Data items:
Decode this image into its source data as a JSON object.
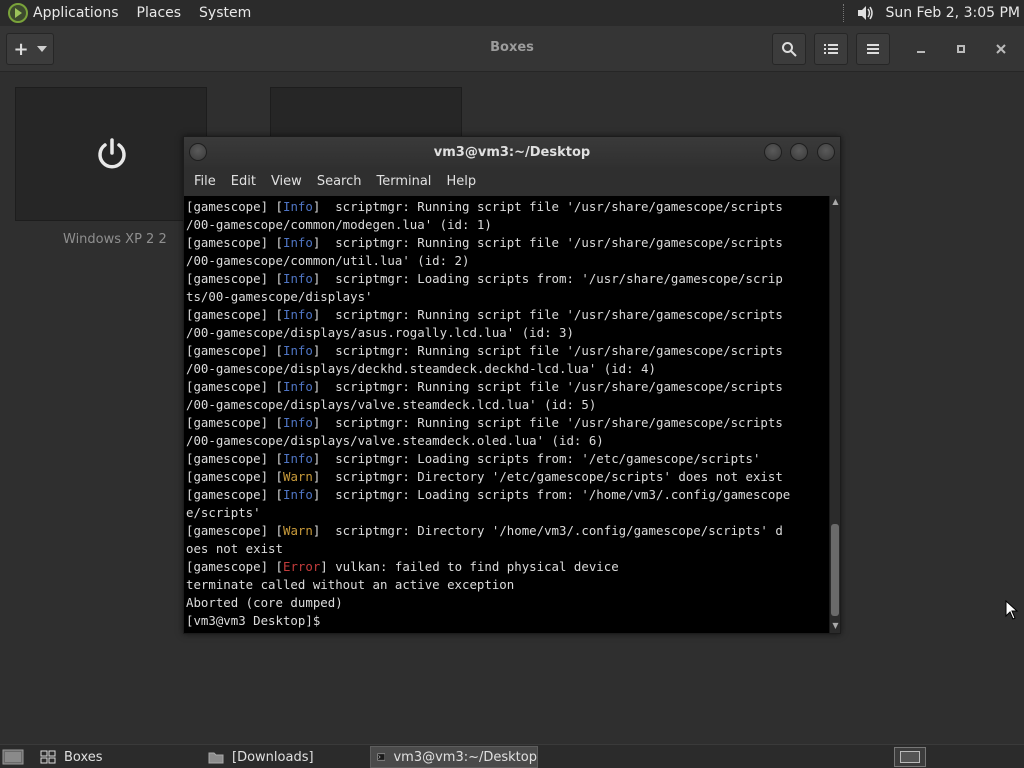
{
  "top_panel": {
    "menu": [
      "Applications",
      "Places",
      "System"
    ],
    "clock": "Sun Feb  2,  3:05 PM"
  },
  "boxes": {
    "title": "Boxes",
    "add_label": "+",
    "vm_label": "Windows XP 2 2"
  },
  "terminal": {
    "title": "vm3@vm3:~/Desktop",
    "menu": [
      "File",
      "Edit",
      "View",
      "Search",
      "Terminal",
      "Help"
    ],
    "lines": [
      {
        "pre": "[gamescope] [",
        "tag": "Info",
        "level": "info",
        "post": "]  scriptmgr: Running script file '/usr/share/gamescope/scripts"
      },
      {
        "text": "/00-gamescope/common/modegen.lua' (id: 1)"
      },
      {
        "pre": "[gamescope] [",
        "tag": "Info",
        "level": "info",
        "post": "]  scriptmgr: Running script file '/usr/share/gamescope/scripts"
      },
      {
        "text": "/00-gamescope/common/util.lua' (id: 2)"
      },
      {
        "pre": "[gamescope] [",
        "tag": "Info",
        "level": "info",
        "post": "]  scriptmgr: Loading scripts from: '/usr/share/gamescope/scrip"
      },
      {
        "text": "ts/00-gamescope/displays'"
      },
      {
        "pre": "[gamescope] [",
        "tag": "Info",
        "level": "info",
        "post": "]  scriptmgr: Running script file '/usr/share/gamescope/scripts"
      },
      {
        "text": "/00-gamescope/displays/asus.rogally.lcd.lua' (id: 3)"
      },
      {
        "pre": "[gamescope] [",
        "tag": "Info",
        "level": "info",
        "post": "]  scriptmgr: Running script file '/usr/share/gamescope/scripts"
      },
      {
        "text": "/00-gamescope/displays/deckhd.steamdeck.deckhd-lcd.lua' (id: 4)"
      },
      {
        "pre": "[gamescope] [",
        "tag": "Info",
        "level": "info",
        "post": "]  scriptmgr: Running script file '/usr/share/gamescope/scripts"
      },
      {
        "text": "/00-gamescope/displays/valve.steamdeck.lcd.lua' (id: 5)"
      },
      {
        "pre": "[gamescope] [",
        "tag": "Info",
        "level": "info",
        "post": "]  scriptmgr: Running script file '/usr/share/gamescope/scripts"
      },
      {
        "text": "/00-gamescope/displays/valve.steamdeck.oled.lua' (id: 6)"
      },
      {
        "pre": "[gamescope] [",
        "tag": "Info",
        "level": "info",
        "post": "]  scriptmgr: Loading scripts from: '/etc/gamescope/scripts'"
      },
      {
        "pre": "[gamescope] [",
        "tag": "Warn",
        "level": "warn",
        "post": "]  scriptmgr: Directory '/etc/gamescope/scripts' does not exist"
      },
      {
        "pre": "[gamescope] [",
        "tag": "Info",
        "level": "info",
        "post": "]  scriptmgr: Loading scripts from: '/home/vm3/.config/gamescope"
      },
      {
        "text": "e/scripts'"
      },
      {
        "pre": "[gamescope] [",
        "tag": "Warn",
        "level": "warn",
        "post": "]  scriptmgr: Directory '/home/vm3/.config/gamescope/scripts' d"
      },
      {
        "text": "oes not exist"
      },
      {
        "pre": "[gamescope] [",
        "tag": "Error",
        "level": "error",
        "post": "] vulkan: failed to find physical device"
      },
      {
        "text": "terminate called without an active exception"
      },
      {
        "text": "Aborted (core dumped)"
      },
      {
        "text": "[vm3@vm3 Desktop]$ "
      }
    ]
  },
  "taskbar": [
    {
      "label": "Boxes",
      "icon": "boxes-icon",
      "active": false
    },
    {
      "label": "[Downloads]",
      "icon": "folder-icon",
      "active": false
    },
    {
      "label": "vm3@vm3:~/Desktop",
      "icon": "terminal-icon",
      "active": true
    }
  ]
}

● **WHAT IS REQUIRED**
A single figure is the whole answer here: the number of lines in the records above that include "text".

● **TASK ANSWER**
12